===== DATA SHOWN

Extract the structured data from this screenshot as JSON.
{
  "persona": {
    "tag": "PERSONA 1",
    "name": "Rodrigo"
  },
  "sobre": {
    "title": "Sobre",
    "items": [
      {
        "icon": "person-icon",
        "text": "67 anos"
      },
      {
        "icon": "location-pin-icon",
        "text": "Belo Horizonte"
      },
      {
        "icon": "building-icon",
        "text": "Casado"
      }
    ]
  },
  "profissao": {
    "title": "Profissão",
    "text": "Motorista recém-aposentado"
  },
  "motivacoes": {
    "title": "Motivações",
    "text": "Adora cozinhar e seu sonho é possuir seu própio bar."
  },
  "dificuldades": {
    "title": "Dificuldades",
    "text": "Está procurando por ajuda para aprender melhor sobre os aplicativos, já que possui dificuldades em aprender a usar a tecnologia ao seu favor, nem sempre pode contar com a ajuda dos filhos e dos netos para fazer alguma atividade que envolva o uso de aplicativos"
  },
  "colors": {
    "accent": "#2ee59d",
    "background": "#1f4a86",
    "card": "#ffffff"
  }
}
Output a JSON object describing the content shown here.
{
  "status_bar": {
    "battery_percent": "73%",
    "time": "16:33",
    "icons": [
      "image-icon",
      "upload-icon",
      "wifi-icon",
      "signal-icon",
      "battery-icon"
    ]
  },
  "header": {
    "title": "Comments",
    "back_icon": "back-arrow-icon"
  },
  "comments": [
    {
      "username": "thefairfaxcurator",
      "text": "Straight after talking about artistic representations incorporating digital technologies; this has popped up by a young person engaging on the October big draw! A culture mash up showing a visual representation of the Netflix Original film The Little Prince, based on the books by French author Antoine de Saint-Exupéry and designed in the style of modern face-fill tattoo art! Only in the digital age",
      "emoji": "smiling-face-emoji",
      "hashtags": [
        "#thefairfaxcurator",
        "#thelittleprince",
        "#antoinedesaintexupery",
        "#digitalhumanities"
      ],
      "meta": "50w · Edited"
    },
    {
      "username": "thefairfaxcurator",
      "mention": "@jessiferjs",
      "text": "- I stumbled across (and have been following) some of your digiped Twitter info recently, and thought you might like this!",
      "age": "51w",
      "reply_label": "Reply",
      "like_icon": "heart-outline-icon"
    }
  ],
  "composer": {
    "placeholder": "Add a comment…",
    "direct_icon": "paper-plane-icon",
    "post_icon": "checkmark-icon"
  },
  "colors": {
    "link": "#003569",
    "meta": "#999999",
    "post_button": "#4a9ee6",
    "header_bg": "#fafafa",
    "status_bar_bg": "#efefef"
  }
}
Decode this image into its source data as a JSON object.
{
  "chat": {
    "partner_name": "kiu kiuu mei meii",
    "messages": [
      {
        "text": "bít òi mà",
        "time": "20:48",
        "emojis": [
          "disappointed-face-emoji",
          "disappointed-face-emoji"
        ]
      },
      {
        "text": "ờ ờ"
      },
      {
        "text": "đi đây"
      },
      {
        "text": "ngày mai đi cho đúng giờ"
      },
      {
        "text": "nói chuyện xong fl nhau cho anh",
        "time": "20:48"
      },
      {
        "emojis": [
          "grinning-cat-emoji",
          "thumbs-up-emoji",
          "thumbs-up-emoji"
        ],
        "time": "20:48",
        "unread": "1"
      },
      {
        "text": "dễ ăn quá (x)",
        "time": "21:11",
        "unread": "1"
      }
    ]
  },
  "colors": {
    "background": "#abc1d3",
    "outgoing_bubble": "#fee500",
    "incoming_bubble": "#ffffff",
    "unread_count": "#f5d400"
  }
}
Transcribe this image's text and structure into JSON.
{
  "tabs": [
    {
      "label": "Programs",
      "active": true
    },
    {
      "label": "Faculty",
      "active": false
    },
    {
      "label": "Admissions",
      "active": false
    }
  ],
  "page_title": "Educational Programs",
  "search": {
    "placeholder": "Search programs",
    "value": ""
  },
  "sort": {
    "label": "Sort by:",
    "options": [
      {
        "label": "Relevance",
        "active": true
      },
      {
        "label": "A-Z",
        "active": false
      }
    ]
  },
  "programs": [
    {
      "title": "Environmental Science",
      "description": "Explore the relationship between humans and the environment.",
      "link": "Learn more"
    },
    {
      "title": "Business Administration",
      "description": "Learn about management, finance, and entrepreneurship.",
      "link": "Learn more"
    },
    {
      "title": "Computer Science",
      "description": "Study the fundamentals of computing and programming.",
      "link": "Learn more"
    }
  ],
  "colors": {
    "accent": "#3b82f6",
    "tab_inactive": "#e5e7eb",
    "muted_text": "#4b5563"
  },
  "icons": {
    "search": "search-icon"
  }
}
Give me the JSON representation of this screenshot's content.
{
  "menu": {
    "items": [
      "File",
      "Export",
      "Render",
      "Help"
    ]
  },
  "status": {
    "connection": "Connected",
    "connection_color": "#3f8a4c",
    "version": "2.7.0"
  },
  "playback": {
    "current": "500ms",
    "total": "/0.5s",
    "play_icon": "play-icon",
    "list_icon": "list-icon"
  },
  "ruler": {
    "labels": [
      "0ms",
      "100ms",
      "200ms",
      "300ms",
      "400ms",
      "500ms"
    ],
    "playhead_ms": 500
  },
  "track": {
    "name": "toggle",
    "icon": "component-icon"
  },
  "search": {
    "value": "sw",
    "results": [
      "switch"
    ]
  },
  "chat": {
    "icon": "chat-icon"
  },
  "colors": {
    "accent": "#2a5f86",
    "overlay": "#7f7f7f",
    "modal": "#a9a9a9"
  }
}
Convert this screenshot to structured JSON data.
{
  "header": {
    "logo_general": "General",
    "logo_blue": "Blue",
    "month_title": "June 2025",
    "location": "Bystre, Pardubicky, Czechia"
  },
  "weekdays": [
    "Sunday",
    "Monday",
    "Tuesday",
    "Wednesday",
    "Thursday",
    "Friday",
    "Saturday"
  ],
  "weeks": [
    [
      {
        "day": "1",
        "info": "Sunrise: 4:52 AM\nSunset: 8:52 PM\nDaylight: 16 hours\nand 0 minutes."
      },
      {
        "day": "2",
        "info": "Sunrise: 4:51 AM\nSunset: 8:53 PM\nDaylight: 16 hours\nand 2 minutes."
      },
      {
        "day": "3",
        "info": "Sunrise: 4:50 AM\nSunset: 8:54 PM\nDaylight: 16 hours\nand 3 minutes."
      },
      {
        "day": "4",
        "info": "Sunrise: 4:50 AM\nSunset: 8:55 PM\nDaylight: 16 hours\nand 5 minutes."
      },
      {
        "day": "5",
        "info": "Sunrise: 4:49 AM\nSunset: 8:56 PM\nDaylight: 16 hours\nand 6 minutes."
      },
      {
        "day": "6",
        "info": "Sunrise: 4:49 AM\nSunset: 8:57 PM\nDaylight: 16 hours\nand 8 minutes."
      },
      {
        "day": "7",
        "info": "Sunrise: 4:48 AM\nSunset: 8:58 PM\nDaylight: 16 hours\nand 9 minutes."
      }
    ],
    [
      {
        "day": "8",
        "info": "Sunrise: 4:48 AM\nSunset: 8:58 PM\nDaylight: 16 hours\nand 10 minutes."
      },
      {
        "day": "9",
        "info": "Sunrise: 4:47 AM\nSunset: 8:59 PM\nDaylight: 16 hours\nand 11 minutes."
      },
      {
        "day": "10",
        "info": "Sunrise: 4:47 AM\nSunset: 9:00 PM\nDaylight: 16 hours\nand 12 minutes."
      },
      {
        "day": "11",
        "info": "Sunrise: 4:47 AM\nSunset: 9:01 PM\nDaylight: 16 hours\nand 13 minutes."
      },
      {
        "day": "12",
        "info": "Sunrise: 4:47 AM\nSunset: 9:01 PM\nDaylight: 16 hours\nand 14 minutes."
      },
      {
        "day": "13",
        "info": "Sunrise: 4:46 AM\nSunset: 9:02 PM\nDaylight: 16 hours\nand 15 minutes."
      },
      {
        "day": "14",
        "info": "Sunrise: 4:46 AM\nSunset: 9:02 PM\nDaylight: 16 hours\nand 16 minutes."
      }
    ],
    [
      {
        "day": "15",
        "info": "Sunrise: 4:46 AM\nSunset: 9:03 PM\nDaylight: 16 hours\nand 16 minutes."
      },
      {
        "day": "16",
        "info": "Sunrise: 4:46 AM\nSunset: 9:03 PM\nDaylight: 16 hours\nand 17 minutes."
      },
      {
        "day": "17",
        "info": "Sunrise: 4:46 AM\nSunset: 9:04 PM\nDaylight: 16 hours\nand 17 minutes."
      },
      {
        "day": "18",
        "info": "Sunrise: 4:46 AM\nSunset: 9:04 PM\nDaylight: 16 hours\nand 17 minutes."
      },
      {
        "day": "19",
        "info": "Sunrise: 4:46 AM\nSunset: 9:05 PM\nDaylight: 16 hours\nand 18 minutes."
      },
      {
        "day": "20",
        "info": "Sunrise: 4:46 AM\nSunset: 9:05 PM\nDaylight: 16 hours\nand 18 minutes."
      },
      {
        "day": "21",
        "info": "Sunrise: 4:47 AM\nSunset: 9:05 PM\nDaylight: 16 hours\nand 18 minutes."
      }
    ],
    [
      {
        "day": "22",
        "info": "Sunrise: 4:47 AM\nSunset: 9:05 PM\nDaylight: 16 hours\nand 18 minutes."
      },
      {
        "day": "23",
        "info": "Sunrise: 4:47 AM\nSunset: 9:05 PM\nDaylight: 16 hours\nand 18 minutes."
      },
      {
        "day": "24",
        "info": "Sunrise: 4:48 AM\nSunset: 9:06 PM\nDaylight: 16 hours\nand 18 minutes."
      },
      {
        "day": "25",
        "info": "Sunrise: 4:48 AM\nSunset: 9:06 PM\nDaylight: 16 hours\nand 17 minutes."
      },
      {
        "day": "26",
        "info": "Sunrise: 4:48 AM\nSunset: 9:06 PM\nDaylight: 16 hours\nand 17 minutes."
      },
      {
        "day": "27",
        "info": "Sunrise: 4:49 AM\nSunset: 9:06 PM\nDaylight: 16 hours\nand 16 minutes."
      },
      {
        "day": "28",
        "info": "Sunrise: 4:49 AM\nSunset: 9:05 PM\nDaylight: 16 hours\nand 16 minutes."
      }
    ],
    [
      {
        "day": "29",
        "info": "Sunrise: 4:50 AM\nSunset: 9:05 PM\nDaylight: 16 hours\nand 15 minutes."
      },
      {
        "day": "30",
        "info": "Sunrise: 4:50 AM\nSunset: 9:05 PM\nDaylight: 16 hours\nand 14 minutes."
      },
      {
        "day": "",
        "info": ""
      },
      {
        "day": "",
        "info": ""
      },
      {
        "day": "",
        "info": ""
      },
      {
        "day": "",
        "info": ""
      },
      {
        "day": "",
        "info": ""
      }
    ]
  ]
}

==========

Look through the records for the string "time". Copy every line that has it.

    "time": "16:33",
        "time": "20:48",
        "time": "20:48"
        "time": "20:48",
        "time": "21:11",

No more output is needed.